It is a sedimentary rock which can be precipitated from water,  non-clastic, chemical or inorganic limestone. It can be secreted by marine organisms such as algae and coral, this would be called biochemical limestone. It can also be formed from the shells of dead sea creatures, this is called bioclastic limestone. Some limestones form from the cementation of sand  or mud by calcite, called clastic limestone. And these often have the appearance of sandstone or mudstone.

Limestone is mostly formed of calcium carbonate (calcium carbonate is composed of calcium), carbon and oxygen, it’s represented as CaCo³.

It is a sedimentary rock formed underwater, and can have coral or the shells of other small creatures

It is permeable, there are pores, joints or cracks through which the water can enter. It can be slowly dissolved by water.

They correspond to the “Piedra de Redueña”, which was exploited in different areas of Madrid, such as Guadalix de la Sierra, El Molar, Ventura or Torrelaguna. They were also extracted in quarries located outside Madrid, receiving the generic denomination of “Piedra de Tamajón” (Guadalajara).

In Spain there are several limestone quarries that are located in different places of Madrid and Spain. There is one in Lavapies(Madrid), another one in Levante(Spain) and Colmenar de la oreja.



They used brick for the outside walls, because in that time, Boral Bricks were the types of bricks that were created by the  “old-fashioned way,” formed in a sand-dusted wooden box used in buildings. The solid bricks feature slight irregularities and a softer shape than mimics from the 17th century look.

The process of manufacturing of bricks from clay involves preparation of clay, molding and then drying and burning of bricks. The bricks are building materials which are generally available as rectangular blocks. The bricks do not require any dressing and brick laying is very simple compared to stone masonry.

Is made up of clay and the composition of the clay is kaolin, slate, feldspar, sodium dioxide, limestone, dolomite, calcium sulphate, silica, alumina, iron oxide, pyrite and water.

Clay is obtained in quarries where it is parked for a long time. After a year, the clay is transported to the feeder box, initiating in this the first stage and later will be used in the manufacturing process. The clay by means of a  conveyor belt is raised to a kneader, where it is freed of impurities. Then, it passes to the rotofilter, where by means of steel rollers the pellets are formed and the metallic impurities are removed. Finally the clay is deposited in silos. They were transported by mules and in carruages.

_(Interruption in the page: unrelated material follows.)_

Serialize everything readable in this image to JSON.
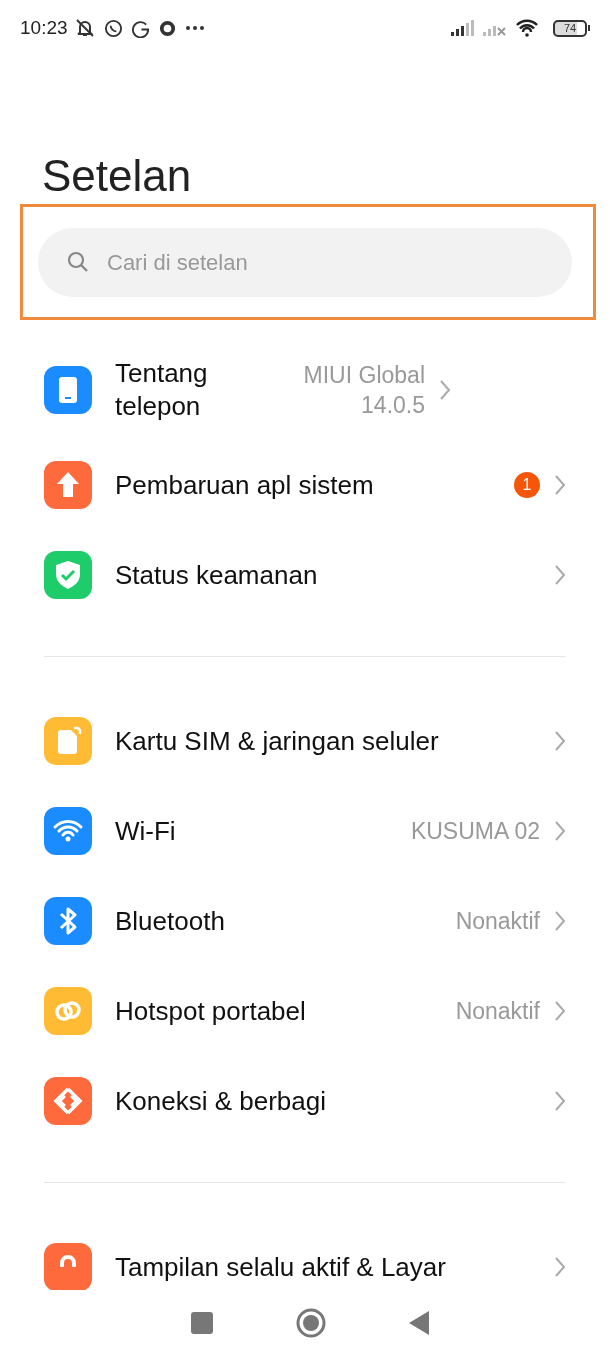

The city council bought the building to the of Countess of Oñate in 1909 and ordered a reform to the architect Luis Bellido, also responsible for reforming the rest of the square. The restoration of Bellido conserved decorative elements that were covered and the main staircase, as well as the Plateresque style of the building. In the facade we can see more actual materials used in the reformation, such as granite.



One of the characters related to Casa de Cisneros was Antonio Perez, the secretary of Felipe II.

Felipe II was in love with the princess of Eboli, but she was the lover of Antonio Pérez. The other secretary, called Juan de Austria which comes from Flanders, discovered the relationship between Felipe and the princess, and Antonio sent some mercenaries of to kill him. So those responsible were sent to jail and the princess was imprisoned and tortured at Casa de Cisneros. In the year 1590, Antonio dress up with women clothes and he managed to escape and he hided in Zaragoza.






Beatriz Torres, Marina López, Pedro Olmos, Sebastian Bernal and Carlos García